Collect each line of the records containing the string "text".

===

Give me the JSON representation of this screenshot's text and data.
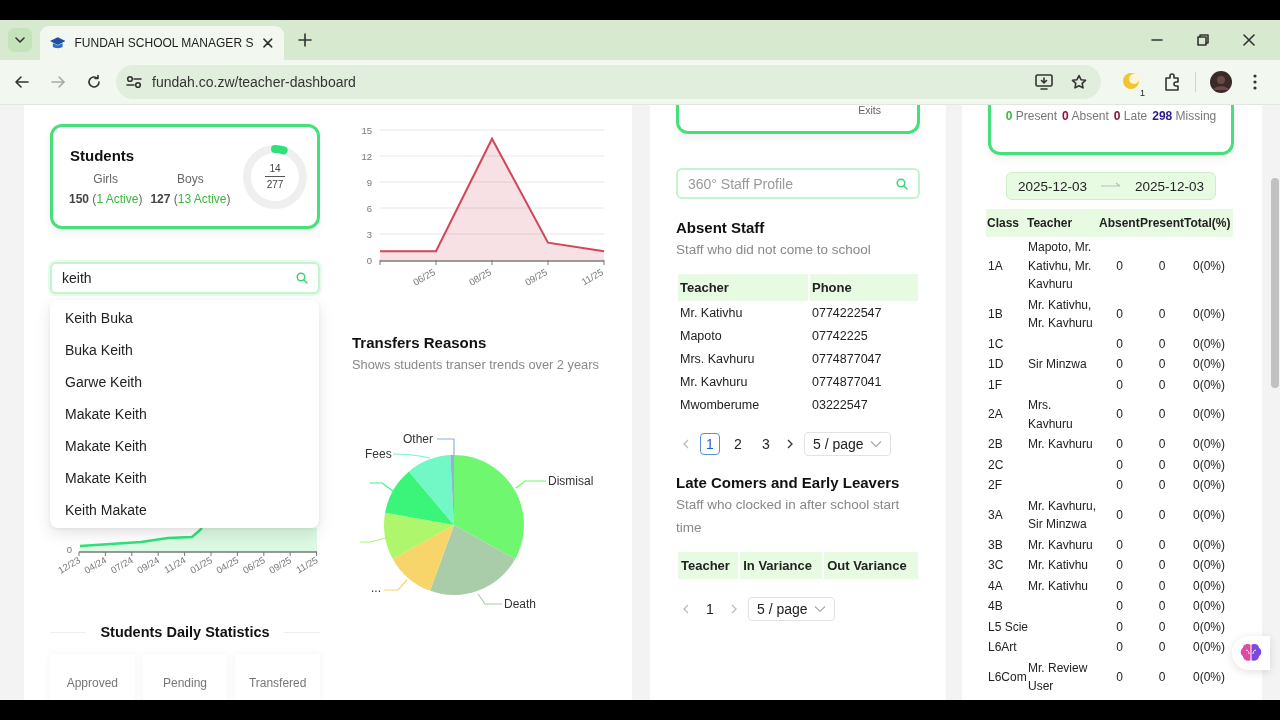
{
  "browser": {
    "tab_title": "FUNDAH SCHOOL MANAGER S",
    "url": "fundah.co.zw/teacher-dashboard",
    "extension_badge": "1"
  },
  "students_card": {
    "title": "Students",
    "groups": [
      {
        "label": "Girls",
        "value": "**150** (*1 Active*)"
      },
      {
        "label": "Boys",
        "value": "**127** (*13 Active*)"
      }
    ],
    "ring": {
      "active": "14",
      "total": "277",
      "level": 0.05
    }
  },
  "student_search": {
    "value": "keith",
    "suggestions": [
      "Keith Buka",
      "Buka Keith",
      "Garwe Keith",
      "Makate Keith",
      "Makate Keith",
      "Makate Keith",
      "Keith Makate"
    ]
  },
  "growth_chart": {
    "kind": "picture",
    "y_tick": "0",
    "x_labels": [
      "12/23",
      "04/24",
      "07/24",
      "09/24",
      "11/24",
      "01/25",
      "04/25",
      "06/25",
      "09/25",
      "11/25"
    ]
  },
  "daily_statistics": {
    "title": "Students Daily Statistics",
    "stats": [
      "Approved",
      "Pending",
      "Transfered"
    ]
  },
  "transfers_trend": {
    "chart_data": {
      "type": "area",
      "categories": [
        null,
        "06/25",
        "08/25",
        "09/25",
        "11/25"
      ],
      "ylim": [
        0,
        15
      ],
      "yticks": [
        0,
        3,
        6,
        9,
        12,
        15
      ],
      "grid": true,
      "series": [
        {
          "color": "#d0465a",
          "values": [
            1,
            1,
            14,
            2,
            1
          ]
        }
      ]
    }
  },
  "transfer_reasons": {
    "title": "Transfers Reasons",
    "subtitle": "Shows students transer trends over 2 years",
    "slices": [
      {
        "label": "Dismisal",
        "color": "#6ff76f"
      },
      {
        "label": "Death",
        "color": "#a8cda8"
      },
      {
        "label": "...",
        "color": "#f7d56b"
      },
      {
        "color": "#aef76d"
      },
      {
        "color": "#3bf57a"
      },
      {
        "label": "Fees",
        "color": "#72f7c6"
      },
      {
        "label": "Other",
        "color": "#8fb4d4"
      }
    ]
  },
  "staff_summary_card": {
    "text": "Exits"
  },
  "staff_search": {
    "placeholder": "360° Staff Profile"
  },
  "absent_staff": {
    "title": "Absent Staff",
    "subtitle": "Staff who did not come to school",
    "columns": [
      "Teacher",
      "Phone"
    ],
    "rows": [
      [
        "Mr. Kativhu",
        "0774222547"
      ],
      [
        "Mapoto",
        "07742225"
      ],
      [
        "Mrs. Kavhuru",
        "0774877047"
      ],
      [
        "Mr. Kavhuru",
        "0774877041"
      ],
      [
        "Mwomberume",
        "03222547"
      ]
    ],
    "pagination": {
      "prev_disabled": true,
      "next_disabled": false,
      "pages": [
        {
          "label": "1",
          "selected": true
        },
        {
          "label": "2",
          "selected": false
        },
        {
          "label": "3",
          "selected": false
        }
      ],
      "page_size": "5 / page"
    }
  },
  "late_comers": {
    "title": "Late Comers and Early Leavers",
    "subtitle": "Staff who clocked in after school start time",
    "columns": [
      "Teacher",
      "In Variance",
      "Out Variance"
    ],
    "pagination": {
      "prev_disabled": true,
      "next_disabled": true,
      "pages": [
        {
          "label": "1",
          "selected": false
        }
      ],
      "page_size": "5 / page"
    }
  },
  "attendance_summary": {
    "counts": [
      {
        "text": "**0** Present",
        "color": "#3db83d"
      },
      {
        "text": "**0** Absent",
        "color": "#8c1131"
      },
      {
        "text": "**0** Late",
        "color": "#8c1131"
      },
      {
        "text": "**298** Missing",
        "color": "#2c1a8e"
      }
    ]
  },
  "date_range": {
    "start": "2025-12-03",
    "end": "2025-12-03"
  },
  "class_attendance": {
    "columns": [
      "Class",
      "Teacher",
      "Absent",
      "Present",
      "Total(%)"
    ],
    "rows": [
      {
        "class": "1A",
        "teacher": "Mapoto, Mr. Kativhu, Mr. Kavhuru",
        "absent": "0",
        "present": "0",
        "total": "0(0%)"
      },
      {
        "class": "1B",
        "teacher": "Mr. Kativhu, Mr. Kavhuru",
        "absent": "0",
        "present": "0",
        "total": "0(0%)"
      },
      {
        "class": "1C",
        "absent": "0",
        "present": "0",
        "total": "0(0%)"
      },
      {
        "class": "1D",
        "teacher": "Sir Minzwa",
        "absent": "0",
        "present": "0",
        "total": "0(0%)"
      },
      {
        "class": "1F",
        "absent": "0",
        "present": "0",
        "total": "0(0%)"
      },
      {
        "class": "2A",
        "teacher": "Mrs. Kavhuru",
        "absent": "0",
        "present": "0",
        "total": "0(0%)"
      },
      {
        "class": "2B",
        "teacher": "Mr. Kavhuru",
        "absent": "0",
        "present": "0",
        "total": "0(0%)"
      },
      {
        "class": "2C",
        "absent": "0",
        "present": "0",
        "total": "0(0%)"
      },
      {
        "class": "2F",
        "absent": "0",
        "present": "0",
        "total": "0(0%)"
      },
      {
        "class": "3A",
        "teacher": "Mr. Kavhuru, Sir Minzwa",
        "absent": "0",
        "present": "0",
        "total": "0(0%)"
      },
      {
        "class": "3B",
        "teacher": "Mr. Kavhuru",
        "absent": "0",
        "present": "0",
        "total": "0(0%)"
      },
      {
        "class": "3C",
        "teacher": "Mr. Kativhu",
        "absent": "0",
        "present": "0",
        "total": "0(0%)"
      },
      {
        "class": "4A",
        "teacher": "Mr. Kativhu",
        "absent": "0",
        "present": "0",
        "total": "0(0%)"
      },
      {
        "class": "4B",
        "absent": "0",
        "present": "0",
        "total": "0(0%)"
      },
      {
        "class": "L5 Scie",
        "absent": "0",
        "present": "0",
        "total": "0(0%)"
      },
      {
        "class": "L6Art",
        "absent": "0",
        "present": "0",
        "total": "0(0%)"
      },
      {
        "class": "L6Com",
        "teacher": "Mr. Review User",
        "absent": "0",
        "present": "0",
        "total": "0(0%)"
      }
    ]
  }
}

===

§ EXERCISE RESULT
Give me the JSON representation of this screenshot's text and data.
    "text": "Exits"
        "text": "**0** Present",
        "text": "**0** Absent",
        "text": "**0** Late",
        "text": "**298** Missing",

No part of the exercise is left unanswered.